DIRECTIONS: Word for word, reproduce the records that follow.
== Segment start ==
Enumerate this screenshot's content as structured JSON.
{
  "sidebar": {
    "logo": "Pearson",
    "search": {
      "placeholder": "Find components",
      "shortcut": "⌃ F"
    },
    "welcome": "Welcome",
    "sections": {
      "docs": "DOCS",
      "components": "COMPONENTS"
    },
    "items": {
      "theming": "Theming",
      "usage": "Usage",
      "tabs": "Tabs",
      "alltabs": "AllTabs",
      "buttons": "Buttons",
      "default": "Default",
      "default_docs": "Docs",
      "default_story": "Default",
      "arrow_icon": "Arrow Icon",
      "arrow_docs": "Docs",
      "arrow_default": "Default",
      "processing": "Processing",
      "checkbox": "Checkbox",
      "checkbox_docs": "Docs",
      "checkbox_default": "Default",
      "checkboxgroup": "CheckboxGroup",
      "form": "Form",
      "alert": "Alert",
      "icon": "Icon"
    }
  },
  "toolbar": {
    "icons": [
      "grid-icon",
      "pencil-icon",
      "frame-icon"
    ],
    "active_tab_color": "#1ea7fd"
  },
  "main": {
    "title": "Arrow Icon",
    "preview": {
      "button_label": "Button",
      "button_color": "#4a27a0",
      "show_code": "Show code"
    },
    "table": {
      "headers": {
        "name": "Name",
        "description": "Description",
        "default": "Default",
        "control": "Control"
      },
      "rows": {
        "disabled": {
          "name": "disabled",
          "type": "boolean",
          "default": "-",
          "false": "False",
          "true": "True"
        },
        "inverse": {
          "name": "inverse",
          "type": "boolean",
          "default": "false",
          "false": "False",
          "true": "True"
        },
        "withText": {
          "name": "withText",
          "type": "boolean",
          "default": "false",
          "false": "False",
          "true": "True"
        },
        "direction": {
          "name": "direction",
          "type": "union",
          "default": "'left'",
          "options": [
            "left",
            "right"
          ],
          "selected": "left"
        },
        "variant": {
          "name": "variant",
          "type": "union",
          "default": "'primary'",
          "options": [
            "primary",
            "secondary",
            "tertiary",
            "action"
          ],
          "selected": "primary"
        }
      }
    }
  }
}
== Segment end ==
TASK ANSWER:
Enumerate this screenshot's content as structured JSON.
{
  "sidebar": {
    "logo": "Pearson",
    "search": {
      "placeholder": "Find components",
      "shortcut": "⌃ F"
    },
    "welcome": "Welcome",
    "sections": {
      "docs": "DOCS",
      "components": "COMPONENTS"
    },
    "items": {
      "theming": "Theming",
      "usage": "Usage",
      "tabs": "Tabs",
      "alltabs": "AllTabs",
      "buttons": "Buttons",
      "default": "Default",
      "default_docs": "Docs",
      "default_story": "Default",
      "arrow_icon": "Arrow Icon",
      "arrow_docs": "Docs",
      "arrow_default": "Default",
      "processing": "Processing",
      "checkbox": "Checkbox",
      "checkbox_docs": "Docs",
      "checkbox_default": "Default",
      "checkboxgroup": "CheckboxGroup",
      "form": "Form",
      "alert": "Alert",
      "icon": "Icon"
    }
  },
  "toolbar": {
    "icons": [
      "grid-icon",
      "pencil-icon",
      "frame-icon"
    ],
    "active_tab_color": "#1ea7fd"
  },
  "main": {
    "title": "Arrow Icon",
    "preview": {
      "button_label": "Button",
      "button_color": "#4a27a0",
      "show_code": "Show code"
    },
    "table": {
      "headers": {
        "name": "Name",
        "description": "Description",
        "default": "Default",
        "control": "Control"
      },
      "rows": {
        "disabled": {
          "name": "disabled",
          "type": "boolean",
          "default": "-",
          "false": "False",
          "true": "True"
        },
        "inverse": {
          "name": "inverse",
          "type": "boolean",
          "default": "false",
          "false": "False",
          "true": "True"
        },
        "withText": {
          "name": "withText",
          "type": "boolean",
          "default": "false",
          "false": "False",
          "true": "True"
        },
        "direction": {
          "name": "direction",
          "type": "union",
          "default": "'left'",
          "options": [
            "left",
            "right"
          ],
          "selected": "left"
        },
        "variant": {
          "name": "variant",
          "type": "union",
          "default": "'primary'",
          "options": [
            "primary",
            "secondary",
            "tertiary",
            "action"
          ],
          "selected": "primary"
        }
      }
    }
  }
}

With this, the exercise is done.